◆ **WHAT IS EXPECTED**
Within the entries that follow, report how many lines contain the word "text", giving the number by itself.

Items from a data source
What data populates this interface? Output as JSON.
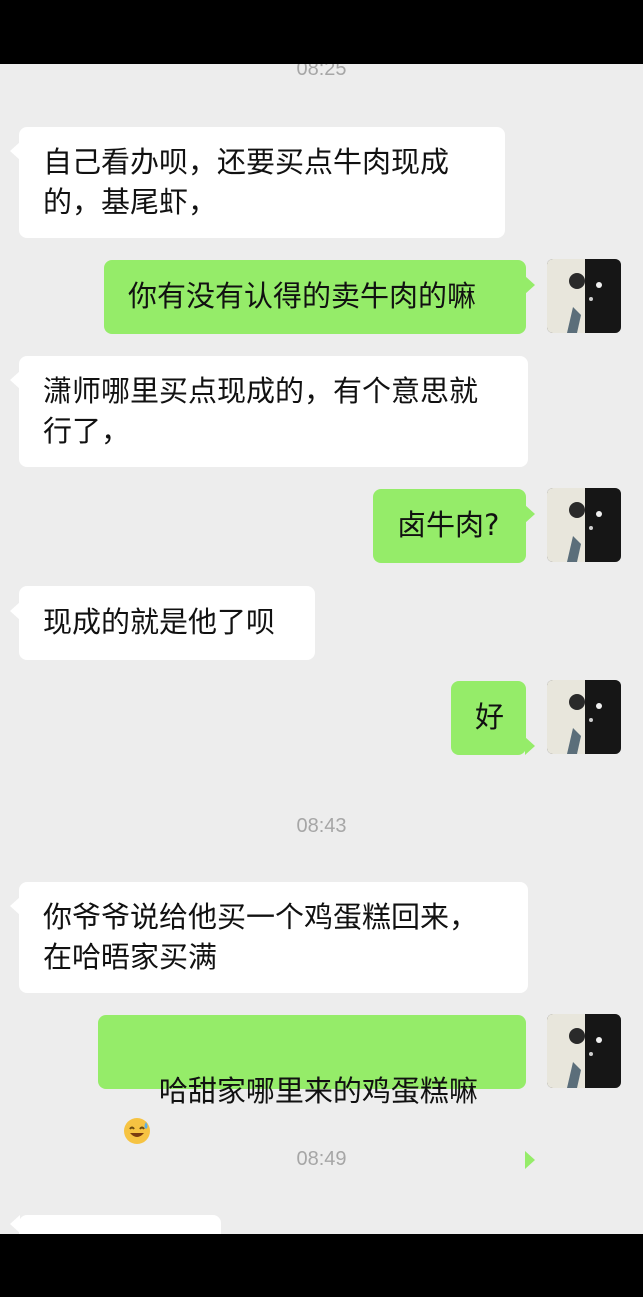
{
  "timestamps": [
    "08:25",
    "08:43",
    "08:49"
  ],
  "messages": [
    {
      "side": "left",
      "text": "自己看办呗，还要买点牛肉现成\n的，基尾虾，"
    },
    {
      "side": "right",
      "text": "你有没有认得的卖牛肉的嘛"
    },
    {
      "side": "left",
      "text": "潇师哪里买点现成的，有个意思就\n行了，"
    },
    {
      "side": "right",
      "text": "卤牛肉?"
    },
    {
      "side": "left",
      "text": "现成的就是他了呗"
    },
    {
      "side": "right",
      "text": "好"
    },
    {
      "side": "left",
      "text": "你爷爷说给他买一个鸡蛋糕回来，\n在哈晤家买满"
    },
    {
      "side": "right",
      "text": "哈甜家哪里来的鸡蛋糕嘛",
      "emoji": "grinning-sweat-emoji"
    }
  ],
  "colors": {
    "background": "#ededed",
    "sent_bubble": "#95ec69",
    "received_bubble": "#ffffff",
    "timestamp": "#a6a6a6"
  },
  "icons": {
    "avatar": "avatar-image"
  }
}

◆ **THE COMPLETED TASK**
8